Research has shown that it may be possible to classify cat "personalities" similar to the classifications for dogs. One such study identified cats that were shy, timid or fearful and those that were confident. The timid cats took significantly longer to approach persons and be held by them. Another study identified cats that were "shy" and those that were "trusting". That research noted that trusting cats were trusting regardless of where they encountered people, while shy cats were more fearful the further they were from home.
Based on these and other studies there are two common personality types:
Some other research has indicated an active aggressive type as well. What influences the development of personality type? Not surprisingly studies have confirmed that not only is personality inherited from the mother, but also that friendliness specifically is, in part, inherited from the father.
Although they are fairly independent and can do well on their own, cats are quite social. Although feline social behaviour has not been as extensively studied as for dogs, domestic cats are much more social than has been traditionally reported. Colonies of feral (wild) cats will be found in areas where food is abundant and shared, such as barns, dumpsites or around fishing ports. The cats in the group will allogroom (lick each other) and allomark (rub on each other) one another. They will share the raising of kittens, fostering others from different litters.
Cats that receive insufficient exposure and contact with people, other animals and new environments during their first two months may develop irreversible fears, leading to timidity or aggression. Expose your kitten to as many people, places and things as you can in their first 1 to 3 months of life. This is the most critical period in the social development of your cat.
The genetics of an individual cat plays a critical role in how sociable, playful, fearful, excitable, or domineering a kitten will become. The first issue in helping to ensure that a kitten will be friendly and social when it grows up, is to choose an appropriate kitten for your family. Since cats have a variety of personality types, the question is whether these personality types can be determined at the time of selection.
Kittens that are stimulated and handled from birth are more confident, more social, more exploratory, mature faster and are better able to handle stress as they develop. Therefore, kittens obtained from a breeder or home where they have had frequent contact and interaction with the owners are likely to be more social and less fearful as they develop.

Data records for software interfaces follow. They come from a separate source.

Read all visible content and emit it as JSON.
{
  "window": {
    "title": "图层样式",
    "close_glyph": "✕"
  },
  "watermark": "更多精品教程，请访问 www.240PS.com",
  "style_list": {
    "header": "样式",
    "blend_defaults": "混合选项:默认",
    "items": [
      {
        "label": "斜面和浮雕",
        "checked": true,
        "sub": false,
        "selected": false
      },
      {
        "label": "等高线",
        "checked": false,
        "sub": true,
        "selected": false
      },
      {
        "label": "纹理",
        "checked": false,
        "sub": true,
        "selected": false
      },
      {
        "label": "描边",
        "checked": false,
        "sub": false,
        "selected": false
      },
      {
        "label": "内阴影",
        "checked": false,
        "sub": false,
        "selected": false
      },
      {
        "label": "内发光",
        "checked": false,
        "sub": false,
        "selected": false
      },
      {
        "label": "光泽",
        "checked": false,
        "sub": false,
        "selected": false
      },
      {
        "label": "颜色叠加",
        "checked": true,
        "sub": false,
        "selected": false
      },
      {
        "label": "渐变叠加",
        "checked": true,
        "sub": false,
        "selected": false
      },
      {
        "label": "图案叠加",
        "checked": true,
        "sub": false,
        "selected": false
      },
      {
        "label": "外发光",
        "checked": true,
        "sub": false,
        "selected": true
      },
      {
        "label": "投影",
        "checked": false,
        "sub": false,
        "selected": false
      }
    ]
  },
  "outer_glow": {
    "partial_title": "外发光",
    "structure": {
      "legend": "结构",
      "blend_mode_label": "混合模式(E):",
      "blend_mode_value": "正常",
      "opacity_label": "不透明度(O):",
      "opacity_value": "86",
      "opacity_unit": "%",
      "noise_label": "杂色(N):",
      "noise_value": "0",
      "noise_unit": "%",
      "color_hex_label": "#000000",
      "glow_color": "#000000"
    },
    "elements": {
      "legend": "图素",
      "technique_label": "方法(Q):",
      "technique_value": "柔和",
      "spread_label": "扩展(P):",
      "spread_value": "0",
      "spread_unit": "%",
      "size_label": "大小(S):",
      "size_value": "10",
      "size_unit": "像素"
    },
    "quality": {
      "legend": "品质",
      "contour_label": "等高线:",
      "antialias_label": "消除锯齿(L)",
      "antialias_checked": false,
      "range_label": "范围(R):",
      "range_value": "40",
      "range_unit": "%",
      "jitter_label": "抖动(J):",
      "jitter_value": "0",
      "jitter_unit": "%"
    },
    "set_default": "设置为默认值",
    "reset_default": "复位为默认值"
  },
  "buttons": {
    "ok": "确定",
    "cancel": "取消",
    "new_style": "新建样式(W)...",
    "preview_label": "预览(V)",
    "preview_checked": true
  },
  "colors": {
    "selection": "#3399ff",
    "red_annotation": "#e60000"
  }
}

Socialisation of cats to people is variable. The two most important factors appear to be the cat’s genetic personality, and the amount of socialisation it receives during the sensitive period of socialisation which is thought to be 3 - 7 or perhaps up to 9 weeks of age. Certainly, the greater exposure a kitten has to humans of all ages, other pets and novel situations, the better adjustment that kitten will have.
Depending on the personality and early experiences as a kitten, your cat may enjoy, accept, or dislike, certain types of handling from petting to bathing. In order for the cat to learn to accept and enjoy a variety of types of physical contact from humans, it is critical that the human hand only be associated with positive experiences and that all physical punishment is avoided.